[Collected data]
-.-.-
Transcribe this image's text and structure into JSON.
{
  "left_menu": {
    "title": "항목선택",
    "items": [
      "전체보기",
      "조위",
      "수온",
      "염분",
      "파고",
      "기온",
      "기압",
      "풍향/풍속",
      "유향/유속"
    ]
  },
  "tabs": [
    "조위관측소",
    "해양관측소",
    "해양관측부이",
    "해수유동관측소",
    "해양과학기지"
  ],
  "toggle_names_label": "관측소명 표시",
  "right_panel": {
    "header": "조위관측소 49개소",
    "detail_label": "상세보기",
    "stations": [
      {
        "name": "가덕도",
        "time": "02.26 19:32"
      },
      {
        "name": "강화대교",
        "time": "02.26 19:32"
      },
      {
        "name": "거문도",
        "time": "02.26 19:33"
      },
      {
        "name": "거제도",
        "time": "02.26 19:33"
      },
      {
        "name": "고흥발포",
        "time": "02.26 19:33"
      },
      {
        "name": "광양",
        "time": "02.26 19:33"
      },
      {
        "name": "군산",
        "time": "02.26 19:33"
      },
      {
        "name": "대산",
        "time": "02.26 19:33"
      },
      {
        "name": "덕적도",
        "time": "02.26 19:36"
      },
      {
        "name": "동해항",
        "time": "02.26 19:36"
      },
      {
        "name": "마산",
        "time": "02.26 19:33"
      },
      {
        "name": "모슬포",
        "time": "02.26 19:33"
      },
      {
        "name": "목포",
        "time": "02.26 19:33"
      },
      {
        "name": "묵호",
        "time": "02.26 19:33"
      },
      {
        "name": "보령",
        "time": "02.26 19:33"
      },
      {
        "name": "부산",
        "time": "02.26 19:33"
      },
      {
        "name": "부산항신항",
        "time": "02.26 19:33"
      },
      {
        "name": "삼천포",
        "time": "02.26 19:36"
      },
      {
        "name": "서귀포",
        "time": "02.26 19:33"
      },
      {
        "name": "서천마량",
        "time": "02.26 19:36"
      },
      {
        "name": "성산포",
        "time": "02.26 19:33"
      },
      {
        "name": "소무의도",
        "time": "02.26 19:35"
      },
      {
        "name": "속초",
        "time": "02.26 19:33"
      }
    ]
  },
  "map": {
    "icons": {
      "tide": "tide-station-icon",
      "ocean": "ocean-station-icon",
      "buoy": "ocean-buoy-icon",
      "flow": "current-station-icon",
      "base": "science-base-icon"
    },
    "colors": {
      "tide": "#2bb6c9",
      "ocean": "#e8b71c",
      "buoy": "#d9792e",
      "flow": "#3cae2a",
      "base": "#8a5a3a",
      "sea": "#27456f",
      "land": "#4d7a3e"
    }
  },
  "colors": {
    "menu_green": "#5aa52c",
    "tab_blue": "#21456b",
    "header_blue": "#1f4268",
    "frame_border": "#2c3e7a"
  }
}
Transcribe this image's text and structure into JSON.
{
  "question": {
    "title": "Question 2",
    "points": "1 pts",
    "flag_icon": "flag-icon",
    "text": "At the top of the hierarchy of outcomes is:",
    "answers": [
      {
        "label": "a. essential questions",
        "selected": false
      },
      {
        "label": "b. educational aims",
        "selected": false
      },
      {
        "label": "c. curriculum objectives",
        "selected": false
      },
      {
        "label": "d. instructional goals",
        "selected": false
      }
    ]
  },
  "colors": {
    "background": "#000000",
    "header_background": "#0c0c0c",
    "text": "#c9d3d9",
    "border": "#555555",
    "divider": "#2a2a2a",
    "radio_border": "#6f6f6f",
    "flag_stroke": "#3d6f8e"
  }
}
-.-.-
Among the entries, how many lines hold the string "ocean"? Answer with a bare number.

3